"We have a general morality gap, we are over-leveraged, we have neglected to invest in the future, we have undermined social coherence, and we are in danger of completely losing the confidence of future generations … Solving problems in the context of outdated and crumbling models will only dig us deeper into the hole.  We are in an era of profound change that urgently requires new ways of thinking instead of more business-as-usual … Capitalism in its current form, has no place in the world around us." (Reported on Yahoo News Canada)

Something interesting is happening when anti-capitalist rhetoric has become mainstream. We need to be aware that it’s rhetoric. But it’s still interesting.

Another example. At about the time Schwab was making his speech, Republican presidential front-runner Mitt Romney was under attack for “vulture capitalism”. Again, what makes this interesting is that the attack came not from the left but from other Republican candidates.

And it’s prompted a backlash from Republican leaders; for even if they have not endorsed Romney, they nonetheless take fright at this type of attack on a fellow conservative. To them it amounts to an assault on capitalism and the free market system which lies at the heart of the Republican Party’s ideology. For example, South Carolina Governor and Tea Party star Nikki Haley, warned :

Republican contender Mitt Romney
"It’s a sad day in South Carolina and across this country if Republicans are talking against the free market."

Reported on BBC News 20 January, Is capitalism under attack in the 2012 Republican race?
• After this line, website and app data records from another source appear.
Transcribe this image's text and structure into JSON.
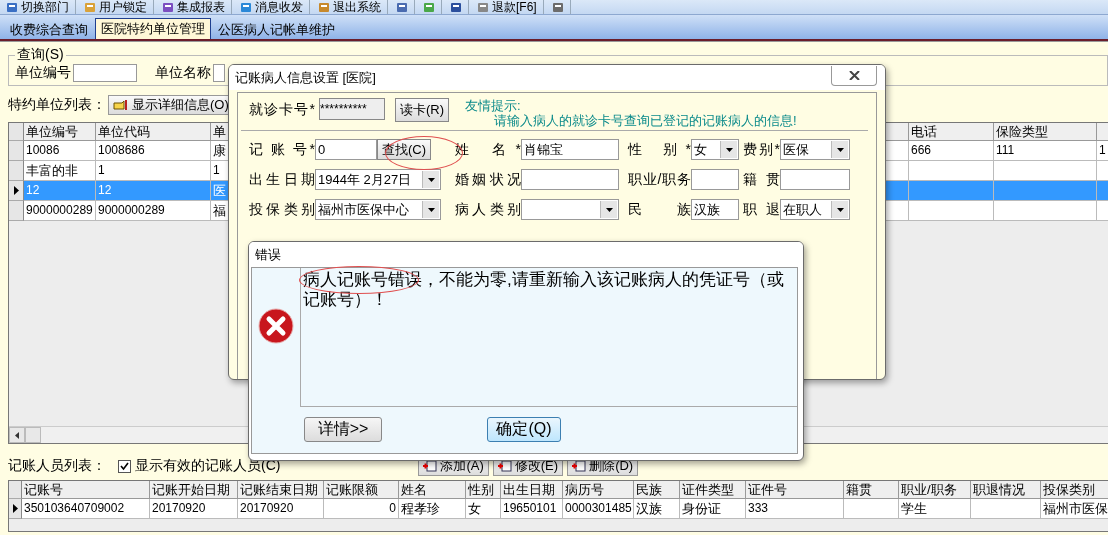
{
  "toolbar": [
    {
      "kind": "button",
      "label": "切换部门"
    },
    {
      "kind": "button",
      "label": "用户锁定"
    },
    {
      "kind": "button",
      "label": "集成报表"
    },
    {
      "kind": "button",
      "label": "消息收发"
    },
    {
      "kind": "button",
      "label": "退出系统"
    },
    {
      "kind": "icon"
    },
    {
      "kind": "icon"
    },
    {
      "kind": "icon"
    },
    {
      "kind": "button",
      "label": "退款[F6]"
    },
    {
      "kind": "icon"
    }
  ],
  "tabs": [
    {
      "label": "收费综合查询",
      "selected": false
    },
    {
      "label": "医院特约单位管理",
      "selected": true
    },
    {
      "label": "公医病人记帐单维护",
      "selected": false
    }
  ],
  "query": {
    "title": "查询(S)",
    "fields": [
      {
        "label": "单位编号"
      },
      {
        "label": "单位名称"
      }
    ]
  },
  "unit_list": {
    "label": "特约单位列表：",
    "detail_button": "显示详细信息(O)",
    "columns": [
      {
        "label": "单位编号"
      },
      {
        "label": "单位代码"
      },
      {
        "label": "单"
      },
      {
        "label": "电话"
      },
      {
        "label": "保险类型"
      },
      {}
    ],
    "rows": [
      {
        "cells": [
          "10086",
          "1008686",
          "康",
          "666",
          "111",
          "1"
        ],
        "current": false,
        "selected": false
      },
      {
        "cells": [
          "丰富的非",
          "1",
          "1"
        ],
        "current": false,
        "selected": false
      },
      {
        "cells": [
          "12",
          "12",
          "医"
        ],
        "current": true,
        "selected": true
      },
      {
        "cells": [
          "9000000289",
          "9000000289",
          "福"
        ],
        "current": false,
        "selected": false
      }
    ]
  },
  "account_list": {
    "label": "记账人员列表：",
    "show_valid": {
      "label": "显示有效的记账人员(C)",
      "checked": true
    },
    "buttons": [
      "添加(A)",
      "修改(E)",
      "删除(D)"
    ],
    "columns": [
      {
        "label": "记账号"
      },
      {
        "label": "记账开始日期"
      },
      {
        "label": "记账结束日期"
      },
      {
        "label": "记账限额",
        "numeric": true
      },
      {
        "label": "姓名"
      },
      {
        "label": "性别"
      },
      {
        "label": "出生日期"
      },
      {
        "label": "病历号"
      },
      {
        "label": "民族"
      },
      {
        "label": "证件类型"
      },
      {
        "label": "证件号"
      },
      {
        "label": "籍贯"
      },
      {
        "label": "职业/职务"
      },
      {
        "label": "职退情况"
      },
      {
        "label": "投保类别"
      }
    ],
    "rows": [
      {
        "cells": [
          "350103640709002",
          "20170920",
          "20170920",
          "0",
          "程孝珍",
          "女",
          "19650101",
          "0000301485",
          "汉族",
          "身份证",
          "333",
          null,
          "学生",
          null,
          "福州市医保"
        ],
        "current": true,
        "selected": false
      }
    ]
  },
  "patient_dialog": {
    "title": "记账病人信息设置 [医院]",
    "card": {
      "label": "就诊卡号*",
      "value": "**********",
      "button": "读卡(R)"
    },
    "tip": {
      "title": "友情提示:",
      "text": "请输入病人的就诊卡号查询已登记的记账病人的信息!"
    },
    "rows": [
      [
        {
          "label": "记 账 号*",
          "kind": "text_button",
          "value": "0",
          "button": "查找(C)"
        },
        {
          "label": "姓 名*",
          "kind": "text",
          "value": "肖锦宝"
        },
        {
          "label": "性 别*",
          "kind": "select",
          "value": "女"
        },
        {
          "label": "费别*",
          "kind": "select",
          "value": "医保"
        }
      ],
      [
        {
          "label": "出生日期",
          "kind": "select",
          "value": "1944年 2月27日"
        },
        {
          "label": "婚姻状况",
          "kind": "text"
        },
        {
          "label": "职业/职务",
          "kind": "text"
        },
        {
          "label": "籍贯",
          "kind": "text"
        }
      ],
      [
        {
          "label": "投保类别",
          "kind": "select",
          "value": "福州市医保中心"
        },
        {
          "label": "病人类别",
          "kind": "select"
        },
        {
          "label": "民 族",
          "kind": "text",
          "value": "汉族"
        },
        {
          "label": "职退",
          "kind": "select",
          "value": "在职人"
        }
      ]
    ]
  },
  "error_dialog": {
    "title": "错误",
    "message": "病人记账号错误，不能为零,请重新输入该记账病人的凭证号（或记账号）！",
    "buttons": [
      {
        "label": "详情>>",
        "focused": false
      },
      {
        "label": "确定(Q)",
        "focused": true
      }
    ]
  }
}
Meanwhile in the UK, the right-wing Freedom Association dedicated to individual freedom, limited government and a free market economy, feels obliged to heap scorn on the notion of a fairer capitalism. When it’s lefties or Ed Milliband promoting the idea, they don’t mind. What bugs them is that even Conservative prime minster David Cameron has promised to clamp down on excessive pay, and is promoting belief in better or fairer capitalism and promising to curtail “crony capitalism”. The Freedom Association derides such ideas as “brave new capitalism” whilst moaning that conservative politicians, to court popularity, score a cheap point by pandering to the belief that the successful have won unfairly.
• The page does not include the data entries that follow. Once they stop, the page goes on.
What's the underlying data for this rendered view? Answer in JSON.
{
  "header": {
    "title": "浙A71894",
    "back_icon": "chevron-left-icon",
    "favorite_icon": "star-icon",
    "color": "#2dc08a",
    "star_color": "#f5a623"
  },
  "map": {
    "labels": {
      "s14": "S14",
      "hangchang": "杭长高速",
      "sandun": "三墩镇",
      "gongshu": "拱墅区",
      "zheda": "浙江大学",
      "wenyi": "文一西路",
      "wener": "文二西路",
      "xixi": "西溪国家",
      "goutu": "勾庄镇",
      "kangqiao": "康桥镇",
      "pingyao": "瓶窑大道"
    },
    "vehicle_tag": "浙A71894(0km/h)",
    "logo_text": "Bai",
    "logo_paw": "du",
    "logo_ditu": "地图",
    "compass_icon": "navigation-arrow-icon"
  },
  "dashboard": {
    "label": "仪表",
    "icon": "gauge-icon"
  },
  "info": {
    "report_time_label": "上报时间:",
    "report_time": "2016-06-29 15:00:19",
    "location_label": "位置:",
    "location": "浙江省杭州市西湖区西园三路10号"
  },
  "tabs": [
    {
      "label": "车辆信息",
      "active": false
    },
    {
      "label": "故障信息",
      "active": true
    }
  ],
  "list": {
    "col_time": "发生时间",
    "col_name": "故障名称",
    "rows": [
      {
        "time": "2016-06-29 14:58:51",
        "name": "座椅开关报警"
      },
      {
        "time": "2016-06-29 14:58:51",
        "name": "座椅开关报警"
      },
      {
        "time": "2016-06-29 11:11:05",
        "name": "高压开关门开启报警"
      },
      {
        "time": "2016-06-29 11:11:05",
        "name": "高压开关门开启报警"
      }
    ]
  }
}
For more see the Freedom Association website

Analysing this

Writing in the mildly leftwing American magazine The Nation, William Greider analyses the vulture capitalism attacks on Romney as opportunistic cross-dressing by conservatives. There are no candidates in this year's politics, he says, “witless enough to stand up and defend the most bloodthirsty tactics of rapacious capitalism.” And he suggests this opportunism reflects a deeper confusion of purpose and an insecurity in the Republican Party.
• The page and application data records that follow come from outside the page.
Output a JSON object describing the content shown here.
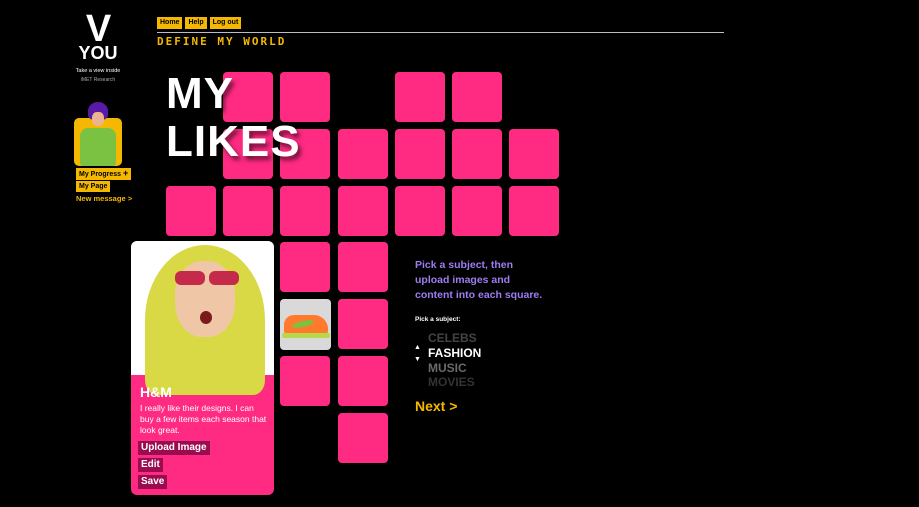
{
  "logo": {
    "letter": "V",
    "word": "YOU",
    "tagline": "Take a view inside",
    "lab": "iMET Research"
  },
  "left": {
    "my_progress": "My Progress",
    "progress_plus": "+",
    "my_page": "My Page",
    "new_message": "New message >"
  },
  "nav": {
    "home": "Home",
    "help": "Help",
    "logout": "Log out"
  },
  "banner": "DEFINE MY WORLD",
  "heading": {
    "line1": "MY",
    "line2": "LIKES"
  },
  "card": {
    "title": "H&M",
    "description": "I really like their designs. I can buy a few items each season that look great.",
    "upload": "Upload Image",
    "edit": "Edit",
    "save": "Save"
  },
  "panel": {
    "instruction": "Pick a subject, then upload images and content into each square.",
    "pick_label": "Pick a subject:",
    "arrow_up": "▲",
    "arrow_down": "▼",
    "subjects": [
      "CELEBS",
      "FASHION",
      "MUSIC",
      "MOVIES"
    ],
    "selected_subject": "FASHION",
    "next": "Next >"
  },
  "colors": {
    "accent_yellow": "#f5b800",
    "pink": "#ff2a82",
    "instruction_purple": "#9d7df0",
    "button_dark": "#9a0b4f"
  }
}
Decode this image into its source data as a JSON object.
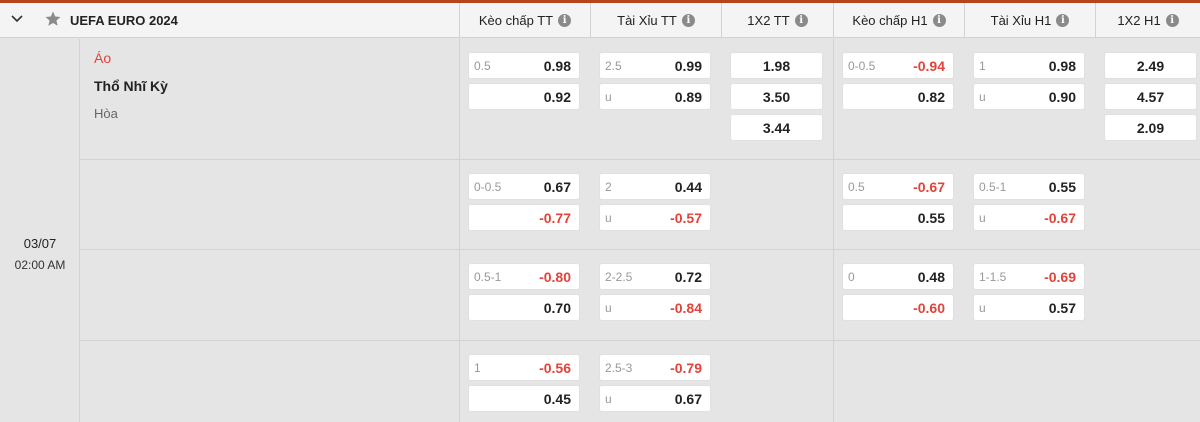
{
  "league": {
    "name": "UEFA EURO 2024"
  },
  "columns": [
    "Kèo chấp TT",
    "Tài Xỉu TT",
    "1X2 TT",
    "Kèo chấp H1",
    "Tài Xỉu H1",
    "1X2 H1"
  ],
  "match": {
    "home": "Áo",
    "away": "Thổ Nhĩ Kỳ",
    "draw": "Hòa",
    "date": "03/07",
    "time": "02:00 AM"
  },
  "rows": [
    {
      "hdp_tt": {
        "line": "0.5",
        "top": "0.98",
        "bot": "0.92"
      },
      "ou_tt": {
        "line": "2.5",
        "u": "u",
        "top": "0.99",
        "bot": "0.89"
      },
      "x12_tt": [
        "1.98",
        "3.50",
        "3.44"
      ],
      "hdp_h1": {
        "line": "0-0.5",
        "top": "-0.94",
        "bot": "0.82"
      },
      "ou_h1": {
        "line": "1",
        "u": "u",
        "top": "0.98",
        "bot": "0.90"
      },
      "x12_h1": [
        "2.49",
        "4.57",
        "2.09"
      ]
    },
    {
      "hdp_tt": {
        "line": "0-0.5",
        "top": "0.67",
        "bot": "-0.77"
      },
      "ou_tt": {
        "line": "2",
        "u": "u",
        "top": "0.44",
        "bot": "-0.57"
      },
      "hdp_h1": {
        "line": "0.5",
        "top": "-0.67",
        "bot": "0.55"
      },
      "ou_h1": {
        "line": "0.5-1",
        "u": "u",
        "top": "0.55",
        "bot": "-0.67"
      }
    },
    {
      "hdp_tt": {
        "line": "0.5-1",
        "top": "-0.80",
        "bot": "0.70"
      },
      "ou_tt": {
        "line": "2-2.5",
        "u": "u",
        "top": "0.72",
        "bot": "-0.84"
      },
      "hdp_h1": {
        "line": "0",
        "top": "0.48",
        "bot": "-0.60"
      },
      "ou_h1": {
        "line": "1-1.5",
        "u": "u",
        "top": "-0.69",
        "bot": "0.57"
      }
    },
    {
      "hdp_tt": {
        "line": "1",
        "top": "-0.56",
        "bot": "0.45"
      },
      "ou_tt": {
        "line": "2.5-3",
        "u": "u",
        "top": "-0.79",
        "bot": "0.67"
      }
    }
  ],
  "colors": {
    "accent": "#b5441c",
    "negative": "#e0443a",
    "background": "#e5e5e5"
  },
  "icons": {
    "collapse": "chevron-down-icon",
    "favorite": "star-icon",
    "info": "info-icon"
  }
}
His article is Why are Republicans attacking 'Vulture Capitalism'?, January 24.

Sunday, January 29, 2012

Daffodils in January

Daffodils in my woodland garden yesterday. They’ve been in bloom for a week now. Surely this should not be. Which brings me to a new version of the US Plant Hardiness Zone Map released this week.

The U.S. Department of Agriculture has advised gardeners and farmers to count on warmer weather. The map’s colour-coded zones are widely used as a guide for what perennial flowers will survive in a particular area, or when to plant crops. What's being measured is the average low temperature during wintertime. Higher zone numbers indicate a warmer average.

On this map, the zones have all shifted northward, showing that in much of the country, winters aren't as cold as they used to be, and spring planting comes earlier. 

When the Department of Agriculture introduced their new map to reporters, the nationwide shift in the planting season provoked lots of questions about just how much to attribute to climate change. But NPR reports that officials insisted they were making no claims about global warming. Quite right too. They need to eat. There's an election coming. And who knows, the next President may not like global warming.

The new map includes 13 zones, with the addition for the first time of zones 12 (50-60 degrees F) and 13 (60-70 degrees F). It replaces one issued in 1990.